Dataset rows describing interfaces
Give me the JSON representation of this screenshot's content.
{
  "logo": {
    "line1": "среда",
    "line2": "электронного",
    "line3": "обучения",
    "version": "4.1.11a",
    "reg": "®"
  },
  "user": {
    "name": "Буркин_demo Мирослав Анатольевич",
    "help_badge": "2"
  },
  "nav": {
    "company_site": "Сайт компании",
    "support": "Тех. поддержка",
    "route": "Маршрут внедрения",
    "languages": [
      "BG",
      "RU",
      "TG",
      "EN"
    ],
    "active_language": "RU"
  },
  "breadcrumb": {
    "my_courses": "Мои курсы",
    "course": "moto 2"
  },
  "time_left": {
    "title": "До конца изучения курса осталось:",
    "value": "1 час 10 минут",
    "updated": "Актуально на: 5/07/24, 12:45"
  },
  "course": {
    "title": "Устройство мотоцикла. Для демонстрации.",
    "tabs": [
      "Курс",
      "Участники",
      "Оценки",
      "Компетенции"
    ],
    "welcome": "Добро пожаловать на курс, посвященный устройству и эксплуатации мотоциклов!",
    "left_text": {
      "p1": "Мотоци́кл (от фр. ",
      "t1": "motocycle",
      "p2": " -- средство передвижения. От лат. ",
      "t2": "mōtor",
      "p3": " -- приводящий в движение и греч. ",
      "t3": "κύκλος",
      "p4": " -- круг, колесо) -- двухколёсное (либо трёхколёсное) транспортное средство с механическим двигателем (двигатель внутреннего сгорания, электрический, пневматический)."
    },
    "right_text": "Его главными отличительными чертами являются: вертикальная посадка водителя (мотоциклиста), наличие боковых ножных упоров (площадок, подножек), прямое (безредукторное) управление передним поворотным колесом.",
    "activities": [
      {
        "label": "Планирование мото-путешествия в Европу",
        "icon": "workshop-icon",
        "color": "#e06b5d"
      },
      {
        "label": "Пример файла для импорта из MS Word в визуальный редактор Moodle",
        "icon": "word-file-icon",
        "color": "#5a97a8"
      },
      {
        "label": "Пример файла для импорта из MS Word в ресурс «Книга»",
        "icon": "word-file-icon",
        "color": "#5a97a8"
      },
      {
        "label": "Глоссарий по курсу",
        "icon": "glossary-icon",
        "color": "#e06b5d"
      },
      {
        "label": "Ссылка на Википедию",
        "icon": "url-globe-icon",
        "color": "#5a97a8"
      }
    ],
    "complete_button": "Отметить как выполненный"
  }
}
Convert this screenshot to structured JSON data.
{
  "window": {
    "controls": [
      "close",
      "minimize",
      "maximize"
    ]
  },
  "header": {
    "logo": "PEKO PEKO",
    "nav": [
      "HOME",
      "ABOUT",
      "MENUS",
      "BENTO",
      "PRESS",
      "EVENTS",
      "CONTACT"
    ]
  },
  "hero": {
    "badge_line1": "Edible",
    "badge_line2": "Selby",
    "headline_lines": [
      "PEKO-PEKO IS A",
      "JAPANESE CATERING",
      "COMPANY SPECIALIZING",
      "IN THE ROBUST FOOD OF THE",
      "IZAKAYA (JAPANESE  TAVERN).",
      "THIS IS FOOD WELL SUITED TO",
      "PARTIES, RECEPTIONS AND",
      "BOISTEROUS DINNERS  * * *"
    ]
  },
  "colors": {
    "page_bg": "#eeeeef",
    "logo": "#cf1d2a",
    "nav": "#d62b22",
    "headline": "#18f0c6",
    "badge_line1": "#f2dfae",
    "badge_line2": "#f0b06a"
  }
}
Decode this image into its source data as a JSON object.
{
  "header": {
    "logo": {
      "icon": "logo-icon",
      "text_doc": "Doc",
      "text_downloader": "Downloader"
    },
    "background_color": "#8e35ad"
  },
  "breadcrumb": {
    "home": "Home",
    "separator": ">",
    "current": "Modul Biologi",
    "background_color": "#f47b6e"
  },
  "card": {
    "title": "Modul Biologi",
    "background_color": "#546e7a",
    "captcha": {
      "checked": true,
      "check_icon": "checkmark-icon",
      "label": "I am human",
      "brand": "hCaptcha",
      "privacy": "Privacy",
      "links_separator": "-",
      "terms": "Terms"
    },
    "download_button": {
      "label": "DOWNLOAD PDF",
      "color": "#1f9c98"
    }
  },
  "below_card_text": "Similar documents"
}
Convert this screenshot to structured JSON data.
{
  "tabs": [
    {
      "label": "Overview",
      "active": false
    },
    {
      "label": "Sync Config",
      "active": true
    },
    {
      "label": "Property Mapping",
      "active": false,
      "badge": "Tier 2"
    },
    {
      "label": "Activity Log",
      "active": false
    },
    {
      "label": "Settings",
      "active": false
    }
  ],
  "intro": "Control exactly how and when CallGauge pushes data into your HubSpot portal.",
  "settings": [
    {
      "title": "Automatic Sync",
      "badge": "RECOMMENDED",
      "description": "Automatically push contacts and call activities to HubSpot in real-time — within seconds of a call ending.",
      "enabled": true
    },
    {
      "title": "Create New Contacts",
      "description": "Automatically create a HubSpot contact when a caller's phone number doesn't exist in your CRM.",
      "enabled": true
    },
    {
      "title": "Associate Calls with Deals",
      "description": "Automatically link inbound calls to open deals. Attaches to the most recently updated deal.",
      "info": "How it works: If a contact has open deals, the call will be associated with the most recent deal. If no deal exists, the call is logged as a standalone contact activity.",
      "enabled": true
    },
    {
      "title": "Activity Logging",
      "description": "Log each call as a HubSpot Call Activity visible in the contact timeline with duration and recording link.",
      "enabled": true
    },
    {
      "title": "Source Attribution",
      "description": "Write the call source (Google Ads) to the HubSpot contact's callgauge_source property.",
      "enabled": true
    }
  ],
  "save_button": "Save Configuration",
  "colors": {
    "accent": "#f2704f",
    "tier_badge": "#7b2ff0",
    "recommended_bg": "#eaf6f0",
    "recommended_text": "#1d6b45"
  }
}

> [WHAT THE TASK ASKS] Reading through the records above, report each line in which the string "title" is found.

> [THE COMPLETED TASK]
    "title": "До конца изучения курса осталось:",
    "title": "Устройство мотоцикла. Для демонстрации.",
    "title": "Modul Biologi",
      "title": "Automatic Sync",
      "title": "Create New Contacts",
      "title": "Associate Calls with Deals",
      "title": "Activity Logging",
      "title": "Source Attribution",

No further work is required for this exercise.